Creating Biomedical Technologies to Improve Health



Science Highlights • August 22, 2016
A bionic system developed with NIBIB support will enable a cyclist paralyzed from a spinal cord injury to pilot a three-wheeled recumbent cycle in the international Cybathlon.
Grantee News • August 17, 2016

Since its emergence in the 1970s, magnetic resonance imaging (MRI) has given physicians a better look inside tissues, helping to diagnose maladies from brain tumors to internal bleeding to torn ligaments. A new technology creates images resolved enough to enable consistent diagnoses across populations for the first time. Read more and watch the video at PR Newswire.

Grantee News • August 17, 2016

Researchers have just achieved a spectacular breakthrough in cancer research. They have developed new nanorobotic agents capable of navigating through the bloodstream to administer a drug with precision by specifically targeting the active cancerous cells of tumors. Read more at Polytechnique Montreal News.

August 16, 2016
A project at NIBIB has developed a method to simultaneously capture multiple specimen views by adding a new microscope objective to the fluorescence microscopy set-up, improving spatial resolution without needing additional illumination. Read more at
August 15, 2016
Researchers have developed a new fluorescence microscopy method that greatly improves the clarity of the image by using three views of the sample at the same time.
Grantee News • August 15, 2016

Cold plasma looks like the glow from the "Star Wars" blue light saber but this beam of energy, made of electrons that change polarity at micro-second or nanosecond speeds, could help bones heal faster, according to a study. Read more at Science Newsline Medicine.

NIBIB in the News • August 12, 2016

NIBIB scientists have invented a microscope that captures higher-resolution images of live cells and tissues without increasing the radiation that the specimens receive. Read more at

Grantee News • August 11, 2016

Until now, gene activation in human brains could be detected only in dead ones. Now a new imaging tool shows where genes are being turned on or off in living brains. Read more in Mass General News.
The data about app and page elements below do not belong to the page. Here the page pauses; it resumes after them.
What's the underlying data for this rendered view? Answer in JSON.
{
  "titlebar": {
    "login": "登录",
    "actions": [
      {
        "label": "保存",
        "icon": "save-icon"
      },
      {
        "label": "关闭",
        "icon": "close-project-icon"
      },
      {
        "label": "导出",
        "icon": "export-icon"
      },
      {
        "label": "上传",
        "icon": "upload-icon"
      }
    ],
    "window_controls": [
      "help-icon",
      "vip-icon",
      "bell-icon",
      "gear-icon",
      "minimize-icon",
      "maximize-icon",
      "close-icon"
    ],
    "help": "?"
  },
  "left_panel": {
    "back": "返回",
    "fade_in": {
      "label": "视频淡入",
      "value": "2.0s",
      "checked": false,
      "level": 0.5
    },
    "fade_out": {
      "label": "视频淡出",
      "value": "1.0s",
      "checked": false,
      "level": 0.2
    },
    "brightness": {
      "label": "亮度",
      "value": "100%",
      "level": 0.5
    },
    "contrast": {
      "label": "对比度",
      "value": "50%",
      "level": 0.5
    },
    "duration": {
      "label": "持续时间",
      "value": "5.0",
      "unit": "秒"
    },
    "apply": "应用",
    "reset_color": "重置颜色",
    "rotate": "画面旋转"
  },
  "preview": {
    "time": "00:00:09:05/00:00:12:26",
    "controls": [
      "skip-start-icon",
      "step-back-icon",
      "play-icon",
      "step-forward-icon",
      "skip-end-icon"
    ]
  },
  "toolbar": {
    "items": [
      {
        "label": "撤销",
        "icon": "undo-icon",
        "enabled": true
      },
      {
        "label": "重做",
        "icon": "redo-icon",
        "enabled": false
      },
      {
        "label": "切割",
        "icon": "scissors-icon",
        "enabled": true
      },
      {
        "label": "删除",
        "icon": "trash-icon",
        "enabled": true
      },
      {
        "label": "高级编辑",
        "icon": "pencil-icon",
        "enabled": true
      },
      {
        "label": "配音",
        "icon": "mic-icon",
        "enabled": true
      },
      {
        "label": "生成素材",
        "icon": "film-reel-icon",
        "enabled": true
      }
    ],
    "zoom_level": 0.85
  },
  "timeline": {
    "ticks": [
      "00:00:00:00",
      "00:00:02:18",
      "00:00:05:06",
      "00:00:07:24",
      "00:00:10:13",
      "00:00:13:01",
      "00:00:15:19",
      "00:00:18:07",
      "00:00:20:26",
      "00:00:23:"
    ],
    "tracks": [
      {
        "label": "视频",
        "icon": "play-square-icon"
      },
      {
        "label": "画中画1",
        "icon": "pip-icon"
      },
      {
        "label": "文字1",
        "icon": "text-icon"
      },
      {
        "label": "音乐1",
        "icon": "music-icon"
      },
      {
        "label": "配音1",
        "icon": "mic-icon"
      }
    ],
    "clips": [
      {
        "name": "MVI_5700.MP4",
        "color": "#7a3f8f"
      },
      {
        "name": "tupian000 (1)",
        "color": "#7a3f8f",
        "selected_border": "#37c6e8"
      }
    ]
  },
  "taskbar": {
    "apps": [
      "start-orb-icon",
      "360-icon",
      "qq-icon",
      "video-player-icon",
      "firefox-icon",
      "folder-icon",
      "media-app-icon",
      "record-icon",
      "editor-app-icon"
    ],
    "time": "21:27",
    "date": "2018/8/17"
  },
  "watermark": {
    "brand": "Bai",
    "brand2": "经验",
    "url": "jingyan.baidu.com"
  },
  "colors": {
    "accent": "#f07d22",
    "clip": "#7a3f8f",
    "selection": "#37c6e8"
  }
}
Grantee News • August 10, 2016

Post-burn scarring creates lifelong physical, psychological and social challenges. Now, a group of researchers has devised a new non-invasive method to prevent the scarring caused by second- and third-degree burns. Read more form Tel Aviv University.

Grantee News • August 5, 2016

Researchers have developed a computer model that will aid in the design of nanocarriers, microscopic structures used to guide drugs to their targets in the body. The model better accounts for features of the nanocarriers that will help them stick to cells long enough to deliver their payloads. Read more at Penn News.